The affidavit said Cuffie took a gun to school for protection Monday, and when the teenagers arrived at Butler High School, McKeithen punched Cuffie in the face as they stood in a hallway. According to the affidavit, Cuffie then shot McKeithen and went to a classroom, where a teacher took a bag containing the gun.
Charlotte-Mecklenburg Schools Superintendent Clayton Wilcox said Monday that the shooting appears to have stemmed from a case of bullying “that escalated out of control,” but McKeithen’s family disputed the idea that McKeithen was a bully.
His mother, Ashley Mewborn, said she’s worried about her other children and wants the school system to do whatever it has to do to keep students safe.
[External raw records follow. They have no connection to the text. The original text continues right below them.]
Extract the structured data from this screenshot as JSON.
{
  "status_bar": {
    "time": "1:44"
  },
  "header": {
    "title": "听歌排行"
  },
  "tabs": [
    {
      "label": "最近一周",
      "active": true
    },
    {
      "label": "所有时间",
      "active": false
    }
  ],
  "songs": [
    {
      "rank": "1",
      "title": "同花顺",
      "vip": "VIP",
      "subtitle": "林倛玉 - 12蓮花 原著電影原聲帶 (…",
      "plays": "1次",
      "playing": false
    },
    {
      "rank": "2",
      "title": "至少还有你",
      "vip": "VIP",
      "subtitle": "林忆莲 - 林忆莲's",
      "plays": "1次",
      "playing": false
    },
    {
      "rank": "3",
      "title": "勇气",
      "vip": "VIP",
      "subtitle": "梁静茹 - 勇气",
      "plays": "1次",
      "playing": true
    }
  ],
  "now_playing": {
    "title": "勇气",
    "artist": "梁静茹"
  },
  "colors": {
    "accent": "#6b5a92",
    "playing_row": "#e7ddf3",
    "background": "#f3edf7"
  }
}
Matthews Police Capt. Stason Tyrrell said a school resource officer was in the school cafeteria at 7:14 a.m. Monday when he and security officers heard a commotion and encountered students running in a nearby hallway. Tyrrell said the resource officer found the victim, tried to give aid and called for a school lockdown. Within minutes, a teacher notified school officials that she was with a student who wanted to turn himself in.
Tim Aycock, public information officer for Matthews police, confirmed Tuesday that the gun used in the shooting was stolen in August from a car in Gaston County, adjacent to Mecklenburg County. Aycock said investigators are trying to determine where Cuffie got the gun.
Also, Aycock said the Mecklenburg County medical examiner found McKeithen died of a single gunshot wound to the torso.
Matthews is about 12 miles (20 kilometers) from downtown Charlotte.